"I'm just going to put you back on with Irene. She'll need your credit card and other info. Try not to make her cry this time."
Irene frowned at me in shock. I put my finger to my mouth to let her know not to protest.
"I didn't mean to make her cry. I just didn't—"
"I understand completely. I look forward to saving you money." I leaned over to Irene and whispered, "Think you can take it from here?"
She shook her head yes and I unplugged. "Add another one to the boards, David."
Marcus strolled over to me. "Nice work, bro. How did you come up with that shit?"
"It's been an inspired day."
David called out from behind us.
"What you doing off the phone?" Marcus said.
"My phone isn't working," David replied.
"Mine isn't either, faggot," Darren chimed in.
"Same here," said Mindy.
I checked their computers. It was true. No one on my team had a working phone. And it wasn't just my team. Every computer in the center was down. The reps leaped out of their chairs and shot the shit with one another. Sebastian burst out of his office. "What the hell is going on?"
"The computers are down, man," Marcus said.
"What, mother fucker? Get these pieces of shit to work."
"Naw, man. The computers are down. Ain't nothing we can do," Marcus said.
Sebastian grabbed the collar of his shirt and pulled him close. "Make them work."

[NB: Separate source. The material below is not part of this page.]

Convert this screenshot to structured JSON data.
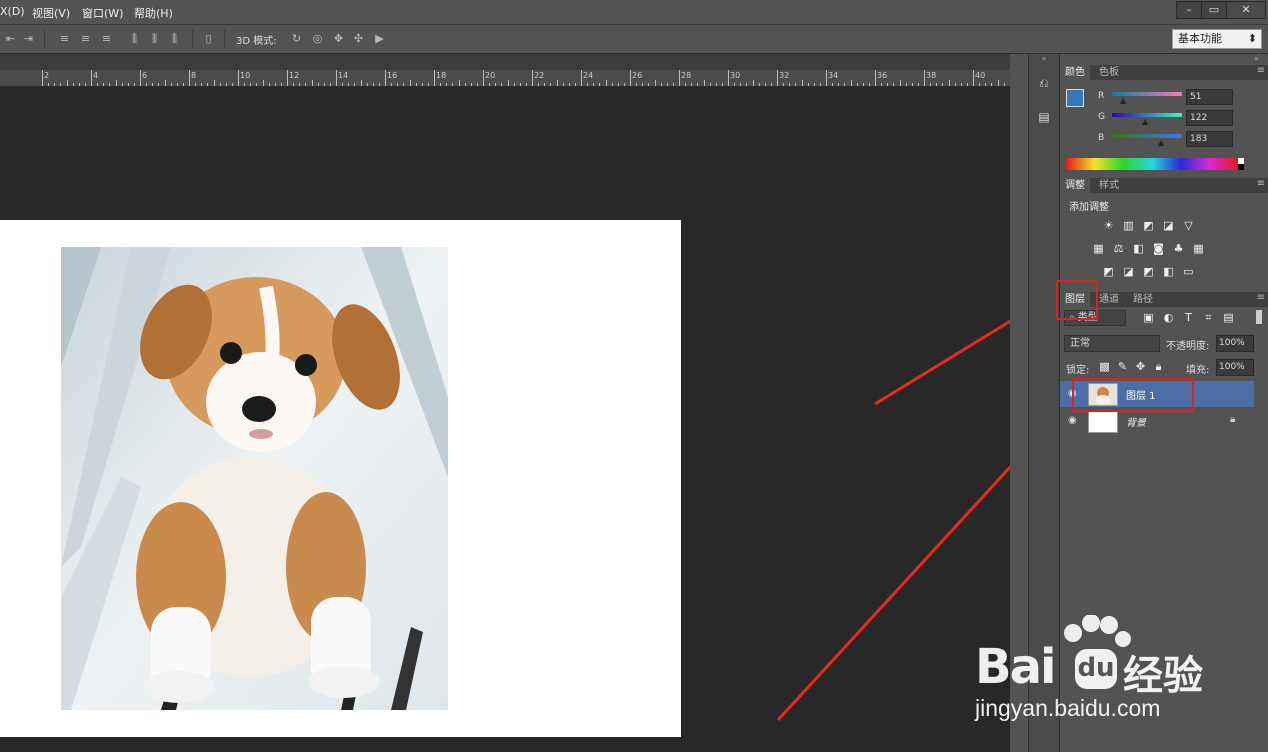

Marcus slapped Sebastian's hands off him. "Shit, man. I'm gonna be outside. Fuck, man," Marcus said. He took out a cigarette and bolted out the door.
I crept over to him. "Sebastian, you're going to have to call someone who knows about computers. None of us are trained to fix this."
He jammed his finger into my cheek. "What you say, Smart Guy?"
"I said." I cleared my throat and stared him straight in the eyes. "None of us can fix this. You can scream at me all you want, but the phones aren't going to start making calls."
He pulled his hair and snarled. "I don't pay these shits to stand around." He pointed at Darren. "Get on the phone, mother fucker."
Darren laughed. "Phones ain't working, bro."
Sebastian shook so violently it seemed like he was about to have a seizure. "Fuck," he screamed and ran down the aisle. "I'm not paying you worthless shits for nothing." He ran up and down every row of the call center. "Fuck. Fuck. I'm not paying you shits for this," he said to reps as he charged by them. "Go home, mother fuckers. Everyone clock out. No one makes another fucking cent today."
My reps all turned to me, grimacing.
"I told you guys dealing with him was awful."
They nodded in agreement and headed out the door. I followed them into the parking lot and loosened my tie. It was dark enough that it took me a minute to find my car. I looked around before getting in and driving home.
After I finally quit the call center, I learned that my mugging was no mischance. Dee Dee had arranged the entire thing. She knew that I had just cashed my check and would make for an easy target. Can't say I blame her. She did what we all did best and made the right call. Sometimes I think of her, Darren, Irene, and my other reps—and long for my Jesus moments.
Yes, I lied for a living. I cost people money, exploited their emotions—their insecurities. Whether they were disabled veterans or blind little old ladies, if they stayed on the phone long enough for my rep to call out "T.O." I closed them. Did I feel bad sometimes? Sure. But those thoughts passed when I saw that a rep looked up to me, believed in me. I'd never been someone people needed to make their quotas and keep their jobs. And despite whatever ethical problems the work presented, none of them compared to what I knew was the most important moral prerogative: keeping my pink hair.
Brett Pribble teaches creative writing in Orlando, Florida and is in on the selection committee for the Kerouac Project writer in residence program. His work has previously appeared in Saw Palm, The Molotov Cocktail, and 10,000 Tons of Black Ink. He is afraid of sharks and sometimes isn't sure whether or not he's dreaming.